▸ **EXERCISE OBJECTIVE**
Word for word, return each entry that follows, with every image removed.

▸ **GIVEN RECORDS**
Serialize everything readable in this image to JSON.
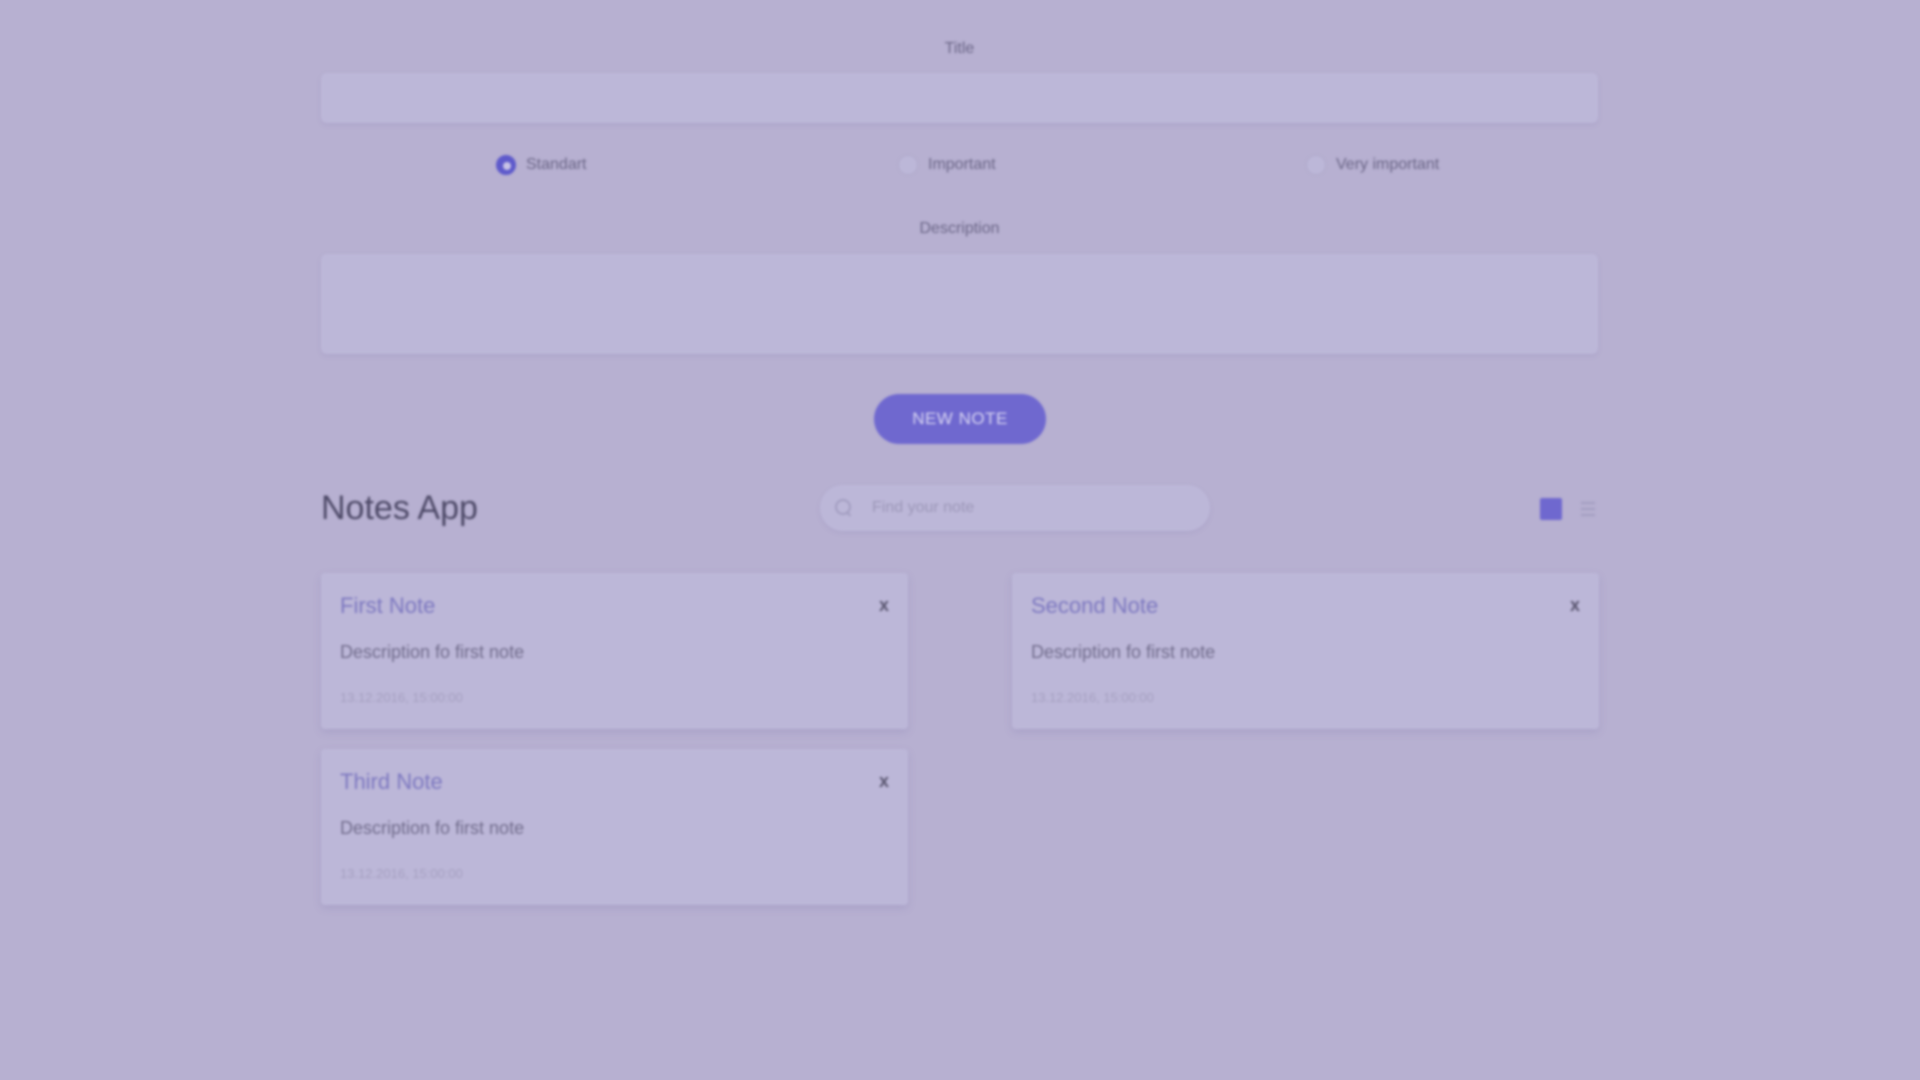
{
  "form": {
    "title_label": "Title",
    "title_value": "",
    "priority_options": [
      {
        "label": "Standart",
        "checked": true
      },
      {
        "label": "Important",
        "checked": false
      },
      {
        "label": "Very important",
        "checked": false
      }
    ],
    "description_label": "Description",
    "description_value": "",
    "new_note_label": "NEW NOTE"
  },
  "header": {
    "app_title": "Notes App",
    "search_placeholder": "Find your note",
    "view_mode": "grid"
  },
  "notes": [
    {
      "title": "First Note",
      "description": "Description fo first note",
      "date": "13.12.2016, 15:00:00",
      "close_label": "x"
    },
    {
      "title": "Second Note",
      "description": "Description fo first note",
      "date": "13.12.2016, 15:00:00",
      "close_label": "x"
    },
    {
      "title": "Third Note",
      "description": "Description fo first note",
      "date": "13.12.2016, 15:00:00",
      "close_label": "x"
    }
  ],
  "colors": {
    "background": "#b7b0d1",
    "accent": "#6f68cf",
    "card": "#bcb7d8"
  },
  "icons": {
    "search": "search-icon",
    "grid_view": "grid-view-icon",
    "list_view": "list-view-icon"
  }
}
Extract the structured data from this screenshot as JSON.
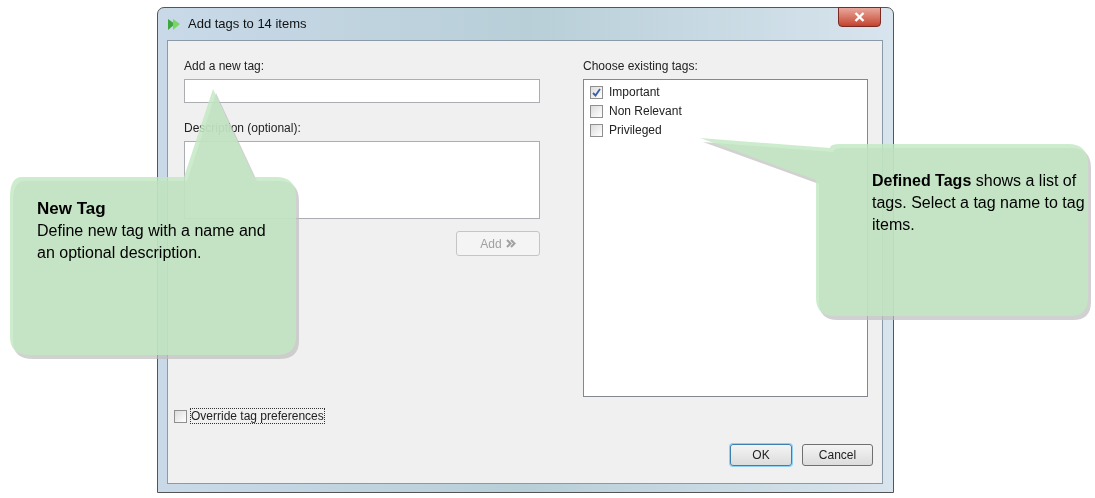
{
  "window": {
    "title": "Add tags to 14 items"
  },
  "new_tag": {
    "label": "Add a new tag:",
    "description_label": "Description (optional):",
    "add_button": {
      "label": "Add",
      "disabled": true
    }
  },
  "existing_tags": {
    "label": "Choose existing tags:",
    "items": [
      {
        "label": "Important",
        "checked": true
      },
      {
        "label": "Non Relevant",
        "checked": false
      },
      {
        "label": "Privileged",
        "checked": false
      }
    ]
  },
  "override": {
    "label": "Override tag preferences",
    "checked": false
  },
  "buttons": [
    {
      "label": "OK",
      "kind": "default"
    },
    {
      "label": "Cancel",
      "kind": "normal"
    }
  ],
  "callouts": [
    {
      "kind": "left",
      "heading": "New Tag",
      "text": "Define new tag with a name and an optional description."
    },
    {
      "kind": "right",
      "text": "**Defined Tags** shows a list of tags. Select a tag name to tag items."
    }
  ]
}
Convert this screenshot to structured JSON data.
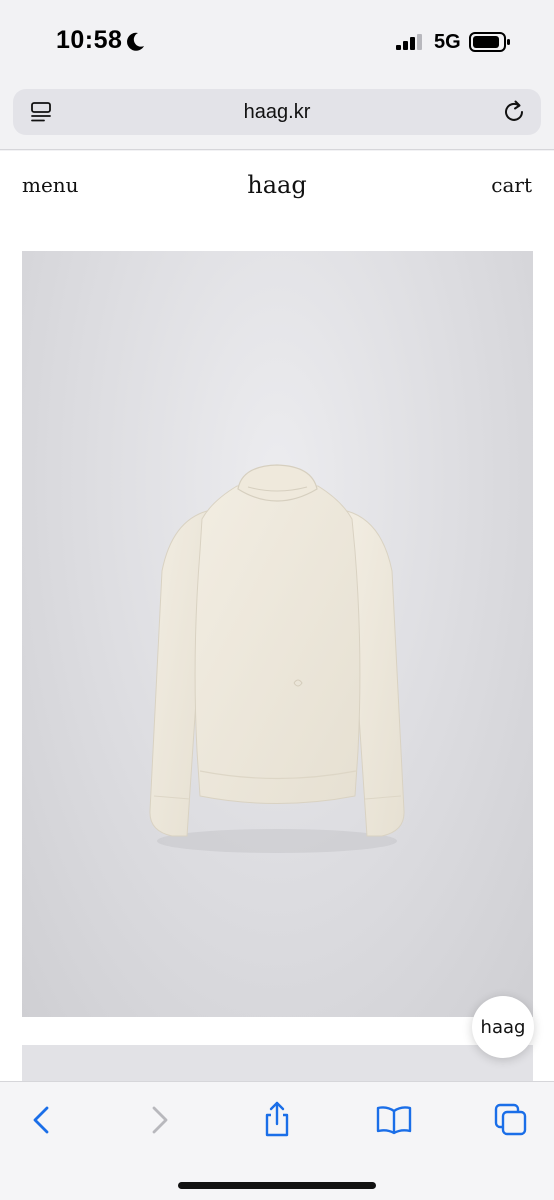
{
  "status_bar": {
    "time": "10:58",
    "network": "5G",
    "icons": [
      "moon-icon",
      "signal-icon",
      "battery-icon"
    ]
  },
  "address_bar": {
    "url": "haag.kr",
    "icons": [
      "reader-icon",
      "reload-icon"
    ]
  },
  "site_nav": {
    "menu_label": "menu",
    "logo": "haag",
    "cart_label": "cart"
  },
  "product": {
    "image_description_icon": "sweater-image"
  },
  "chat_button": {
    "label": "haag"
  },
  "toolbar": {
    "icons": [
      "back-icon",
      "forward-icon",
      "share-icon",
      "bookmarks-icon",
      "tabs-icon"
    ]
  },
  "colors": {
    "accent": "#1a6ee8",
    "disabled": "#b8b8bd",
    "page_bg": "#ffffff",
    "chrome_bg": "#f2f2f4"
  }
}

▸ **WRITTEN SOLUTION**
Serialize everything readable in this image to JSON.
{
  "form": {
    "title_label": "Title",
    "title_value": "",
    "priority_options": [
      {
        "label": "Standart",
        "checked": true
      },
      {
        "label": "Important",
        "checked": false
      },
      {
        "label": "Very important",
        "checked": false
      }
    ],
    "description_label": "Description",
    "description_value": "",
    "new_note_label": "NEW NOTE"
  },
  "header": {
    "app_title": "Notes App",
    "search_placeholder": "Find your note",
    "view_mode": "grid"
  },
  "notes": [
    {
      "title": "First Note",
      "description": "Description fo first note",
      "date": "13.12.2016, 15:00:00",
      "close_label": "x"
    },
    {
      "title": "Second Note",
      "description": "Description fo first note",
      "date": "13.12.2016, 15:00:00",
      "close_label": "x"
    },
    {
      "title": "Third Note",
      "description": "Description fo first note",
      "date": "13.12.2016, 15:00:00",
      "close_label": "x"
    }
  ],
  "colors": {
    "background": "#b7b0d1",
    "accent": "#6f68cf",
    "card": "#bcb7d8"
  },
  "icons": {
    "search": "search-icon",
    "grid_view": "grid-view-icon",
    "list_view": "list-view-icon"
  }
}
Extract the structured data from this screenshot as JSON.
{
  "window": {
    "title": "Add tags to 14 items"
  },
  "new_tag": {
    "label": "Add a new tag:",
    "description_label": "Description (optional):",
    "add_button": {
      "label": "Add",
      "disabled": true
    }
  },
  "existing_tags": {
    "label": "Choose existing tags:",
    "items": [
      {
        "label": "Important",
        "checked": true
      },
      {
        "label": "Non Relevant",
        "checked": false
      },
      {
        "label": "Privileged",
        "checked": false
      }
    ]
  },
  "override": {
    "label": "Override tag preferences",
    "checked": false
  },
  "buttons": [
    {
      "label": "OK",
      "kind": "default"
    },
    {
      "label": "Cancel",
      "kind": "normal"
    }
  ],
  "callouts": [
    {
      "kind": "left",
      "heading": "New Tag",
      "text": "Define new tag with a name and an optional description."
    },
    {
      "kind": "right",
      "text": "**Defined Tags** shows a list of tags. Select a tag name to tag items."
    }
  ]
}
Convert this screenshot to structured JSON data.
{
  "status_bar": {
    "time": "10:58",
    "network": "5G",
    "icons": [
      "moon-icon",
      "signal-icon",
      "battery-icon"
    ]
  },
  "address_bar": {
    "url": "haag.kr",
    "icons": [
      "reader-icon",
      "reload-icon"
    ]
  },
  "site_nav": {
    "menu_label": "menu",
    "logo": "haag",
    "cart_label": "cart"
  },
  "product": {
    "image_description_icon": "sweater-image"
  },
  "chat_button": {
    "label": "haag"
  },
  "toolbar": {
    "icons": [
      "back-icon",
      "forward-icon",
      "share-icon",
      "bookmarks-icon",
      "tabs-icon"
    ]
  },
  "colors": {
    "accent": "#1a6ee8",
    "disabled": "#b8b8bd",
    "page_bg": "#ffffff",
    "chrome_bg": "#f2f2f4"
  }
}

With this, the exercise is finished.